__Assigned task__.
Reproduce every record exactly as it appears, but not the pictures.

Website and app data records:
---

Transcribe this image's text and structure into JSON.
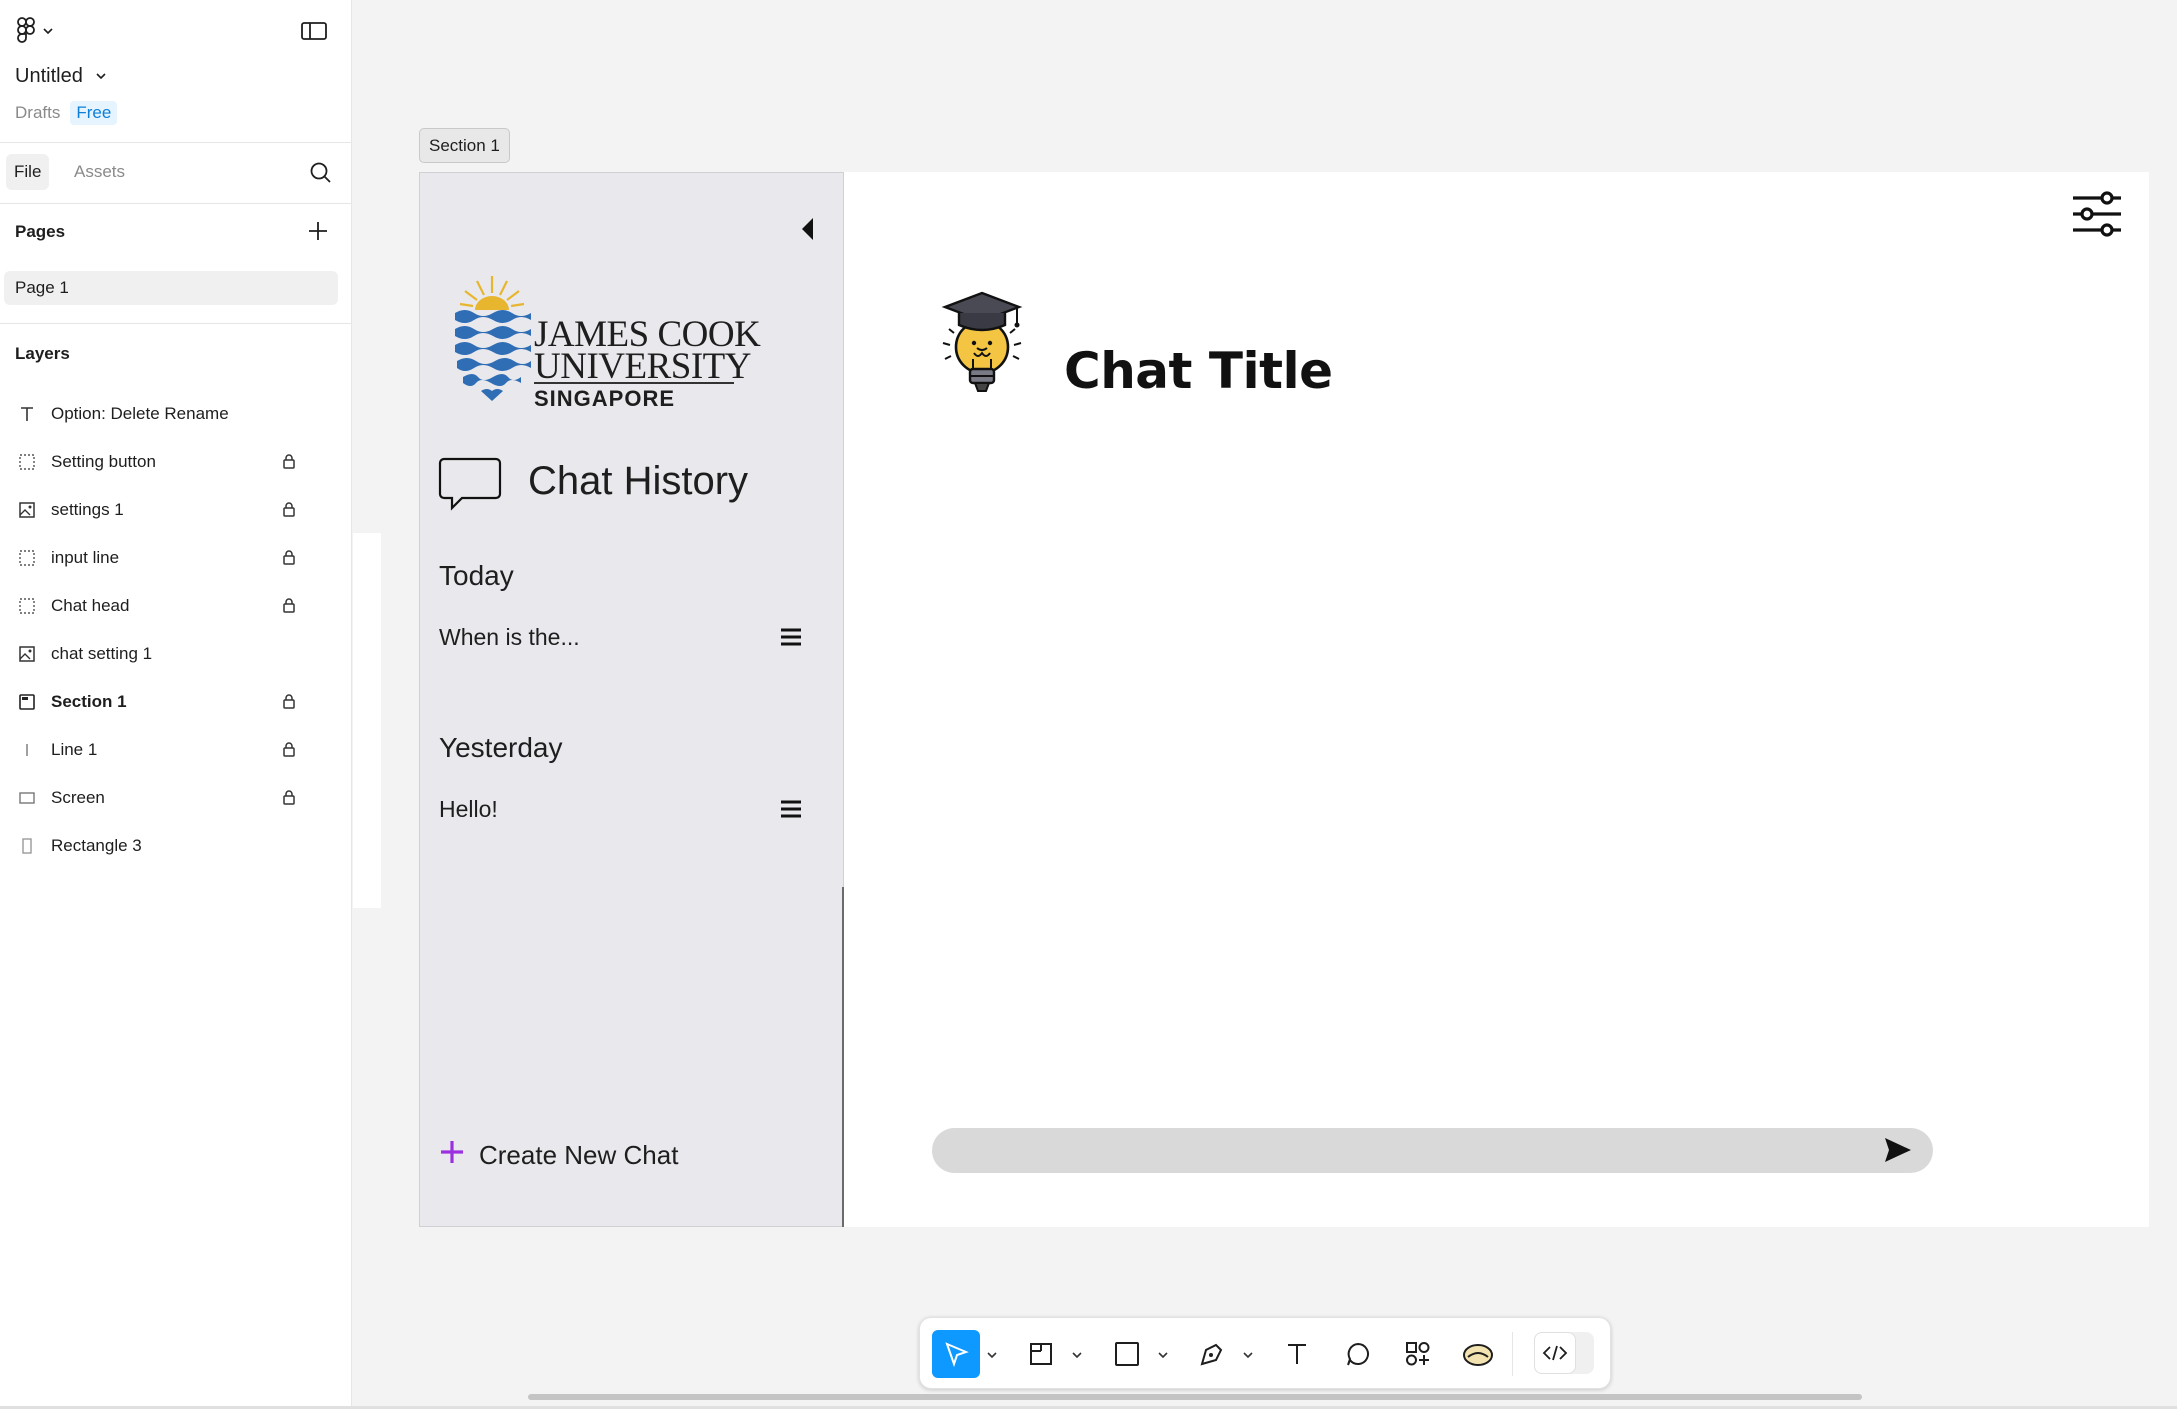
{
  "file": {
    "title": "Untitled",
    "location": "Drafts",
    "plan": "Free"
  },
  "panel_tabs": {
    "file": "File",
    "assets": "Assets"
  },
  "pages": {
    "header": "Pages",
    "items": [
      "Page 1"
    ]
  },
  "layers": {
    "header": "Layers",
    "items": [
      {
        "name": "Option: Delete Rename",
        "type": "text",
        "locked": false
      },
      {
        "name": "Setting button",
        "type": "frame",
        "locked": true
      },
      {
        "name": "settings 1",
        "type": "image",
        "locked": true
      },
      {
        "name": "input line",
        "type": "frame",
        "locked": true
      },
      {
        "name": "Chat head",
        "type": "frame",
        "locked": true
      },
      {
        "name": "chat setting 1",
        "type": "image",
        "locked": false
      },
      {
        "name": "Section 1",
        "type": "section",
        "locked": true,
        "bold": true
      },
      {
        "name": "Line 1",
        "type": "line",
        "locked": true
      },
      {
        "name": "Screen",
        "type": "rectangle",
        "locked": true
      },
      {
        "name": "Rectangle 3",
        "type": "rectangle-tall",
        "locked": false
      }
    ]
  },
  "canvas": {
    "section_label": "Section 1"
  },
  "design": {
    "logo": {
      "line1": "JAMES COOK",
      "line2": "UNIVERSITY",
      "line3": "SINGAPORE"
    },
    "history_title": "Chat History",
    "groups": [
      {
        "label": "Today",
        "chats": [
          "When is the..."
        ]
      },
      {
        "label": "Yesterday",
        "chats": [
          "Hello!"
        ]
      }
    ],
    "new_chat": "Create New Chat",
    "chat_title": "Chat Title",
    "input_placeholder": "",
    "accent_color": "#9b30e0",
    "logo_blue": "#2f6db5",
    "logo_gold": "#e8b52e"
  },
  "toolbar": {
    "tools": [
      "move-tool",
      "frame-tool",
      "shape-tool",
      "pen-tool",
      "text-tool",
      "comment-tool",
      "actions-tool",
      "ai-tool",
      "dev-mode-toggle"
    ],
    "active_color": "#0d99ff"
  }
}
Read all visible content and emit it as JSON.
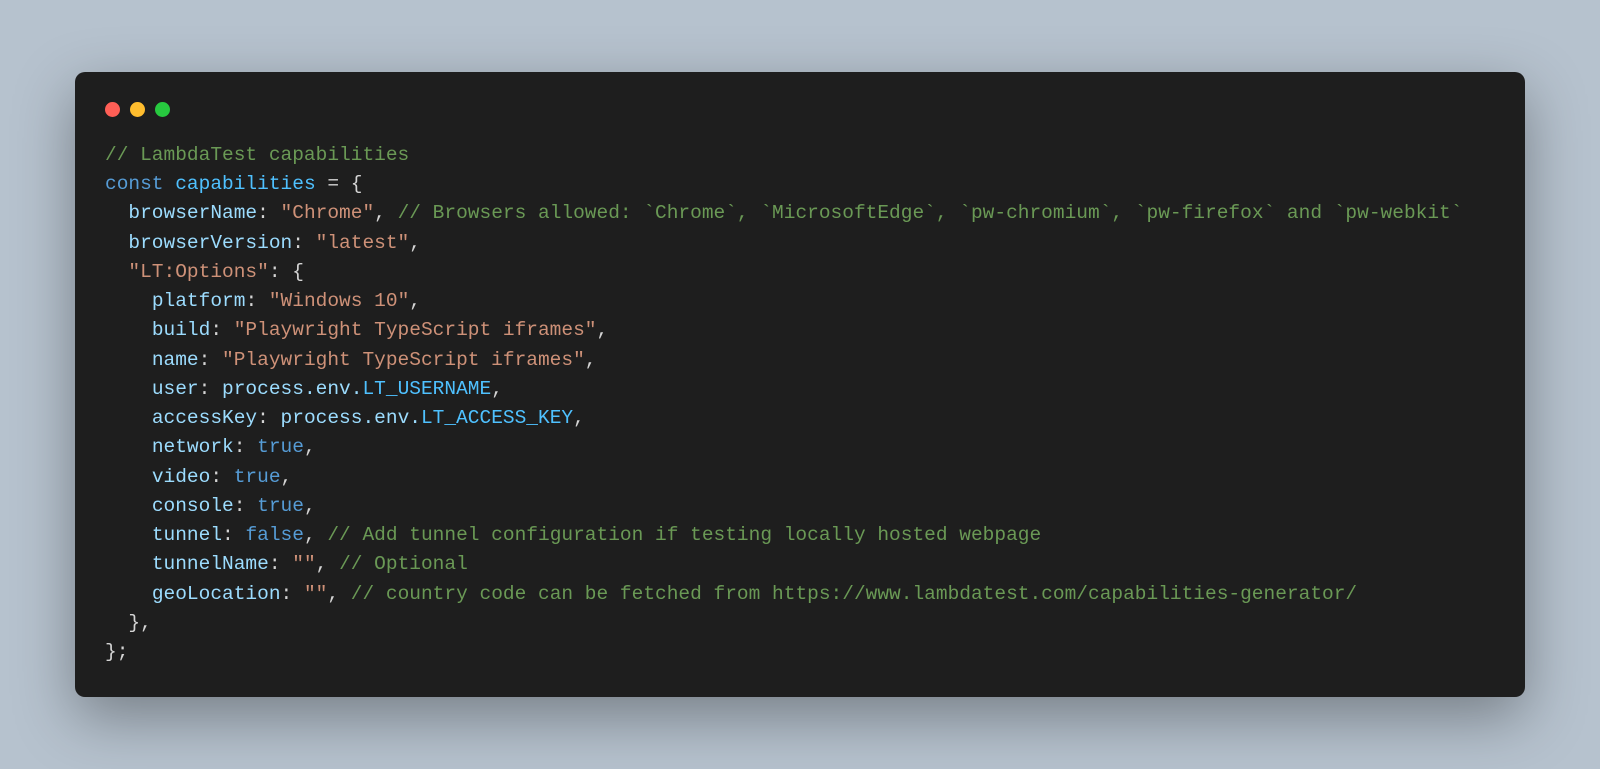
{
  "titlebar": {
    "red": "close",
    "yellow": "minimize",
    "green": "zoom"
  },
  "code": {
    "c_header": "// LambdaTest capabilities",
    "kw_const": "const",
    "var_name": "capabilities",
    "op_eq": " = ",
    "brace_open": "{",
    "indent1": "  ",
    "indent2": "    ",
    "k_browserName": "browserName",
    "v_browserName": "\"Chrome\"",
    "c_browsers": "// Browsers allowed: `Chrome`, `MicrosoftEdge`, `pw-chromium`, `pw-firefox` and `pw-webkit`",
    "k_browserVersion": "browserVersion",
    "v_browserVersion": "\"latest\"",
    "k_ltoptions": "\"LT:Options\"",
    "k_platform": "platform",
    "v_platform": "\"Windows 10\"",
    "k_build": "build",
    "v_build": "\"Playwright TypeScript iframes\"",
    "k_name": "name",
    "v_name": "\"Playwright TypeScript iframes\"",
    "k_user": "user",
    "v_user_pre": "process.env.",
    "v_user_const": "LT_USERNAME",
    "k_accessKey": "accessKey",
    "v_accessKey_pre": "process.env.",
    "v_accessKey_const": "LT_ACCESS_KEY",
    "k_network": "network",
    "v_true": "true",
    "k_video": "video",
    "k_console": "console",
    "k_tunnel": "tunnel",
    "v_false": "false",
    "c_tunnel": "// Add tunnel configuration if testing locally hosted webpage",
    "k_tunnelName": "tunnelName",
    "v_empty": "\"\"",
    "c_optional": "// Optional",
    "k_geoLocation": "geoLocation",
    "c_geo": "// country code can be fetched from https://www.lambdatest.com/capabilities-generator/",
    "brace_close_inner": "  },",
    "brace_close_outer": "};",
    "colon": ":",
    "comma": ",",
    "space": " "
  }
}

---

__Answer box__.
Transcribe this image's text and structure into JSON.
{
  "file": {
    "title": "Untitled",
    "location": "Drafts",
    "plan": "Free"
  },
  "panel_tabs": {
    "file": "File",
    "assets": "Assets"
  },
  "pages": {
    "header": "Pages",
    "items": [
      "Page 1"
    ]
  },
  "layers": {
    "header": "Layers",
    "items": [
      {
        "name": "Option: Delete Rename",
        "type": "text",
        "locked": false
      },
      {
        "name": "Setting button",
        "type": "frame",
        "locked": true
      },
      {
        "name": "settings 1",
        "type": "image",
        "locked": true
      },
      {
        "name": "input line",
        "type": "frame",
        "locked": true
      },
      {
        "name": "Chat head",
        "type": "frame",
        "locked": true
      },
      {
        "name": "chat setting 1",
        "type": "image",
        "locked": false
      },
      {
        "name": "Section 1",
        "type": "section",
        "locked": true,
        "bold": true
      },
      {
        "name": "Line 1",
        "type": "line",
        "locked": true
      },
      {
        "name": "Screen",
        "type": "rectangle",
        "locked": true
      },
      {
        "name": "Rectangle 3",
        "type": "rectangle-tall",
        "locked": false
      }
    ]
  },
  "canvas": {
    "section_label": "Section 1"
  },
  "design": {
    "logo": {
      "line1": "JAMES COOK",
      "line2": "UNIVERSITY",
      "line3": "SINGAPORE"
    },
    "history_title": "Chat History",
    "groups": [
      {
        "label": "Today",
        "chats": [
          "When is the..."
        ]
      },
      {
        "label": "Yesterday",
        "chats": [
          "Hello!"
        ]
      }
    ],
    "new_chat": "Create New Chat",
    "chat_title": "Chat Title",
    "input_placeholder": "",
    "accent_color": "#9b30e0",
    "logo_blue": "#2f6db5",
    "logo_gold": "#e8b52e"
  },
  "toolbar": {
    "tools": [
      "move-tool",
      "frame-tool",
      "shape-tool",
      "pen-tool",
      "text-tool",
      "comment-tool",
      "actions-tool",
      "ai-tool",
      "dev-mode-toggle"
    ],
    "active_color": "#0d99ff"
  }
}
Read all visible content and emit it as JSON.
{
  "titlebar": {
    "red": "close",
    "yellow": "minimize",
    "green": "zoom"
  },
  "code": {
    "c_header": "// LambdaTest capabilities",
    "kw_const": "const",
    "var_name": "capabilities",
    "op_eq": " = ",
    "brace_open": "{",
    "indent1": "  ",
    "indent2": "    ",
    "k_browserName": "browserName",
    "v_browserName": "\"Chrome\"",
    "c_browsers": "// Browsers allowed: `Chrome`, `MicrosoftEdge`, `pw-chromium`, `pw-firefox` and `pw-webkit`",
    "k_browserVersion": "browserVersion",
    "v_browserVersion": "\"latest\"",
    "k_ltoptions": "\"LT:Options\"",
    "k_platform": "platform",
    "v_platform": "\"Windows 10\"",
    "k_build": "build",
    "v_build": "\"Playwright TypeScript iframes\"",
    "k_name": "name",
    "v_name": "\"Playwright TypeScript iframes\"",
    "k_user": "user",
    "v_user_pre": "process.env.",
    "v_user_const": "LT_USERNAME",
    "k_accessKey": "accessKey",
    "v_accessKey_pre": "process.env.",
    "v_accessKey_const": "LT_ACCESS_KEY",
    "k_network": "network",
    "v_true": "true",
    "k_video": "video",
    "k_console": "console",
    "k_tunnel": "tunnel",
    "v_false": "false",
    "c_tunnel": "// Add tunnel configuration if testing locally hosted webpage",
    "k_tunnelName": "tunnelName",
    "v_empty": "\"\"",
    "c_optional": "// Optional",
    "k_geoLocation": "geoLocation",
    "c_geo": "// country code can be fetched from https://www.lambdatest.com/capabilities-generator/",
    "brace_close_inner": "  },",
    "brace_close_outer": "};",
    "colon": ":",
    "comma": ",",
    "space": " "
  }
}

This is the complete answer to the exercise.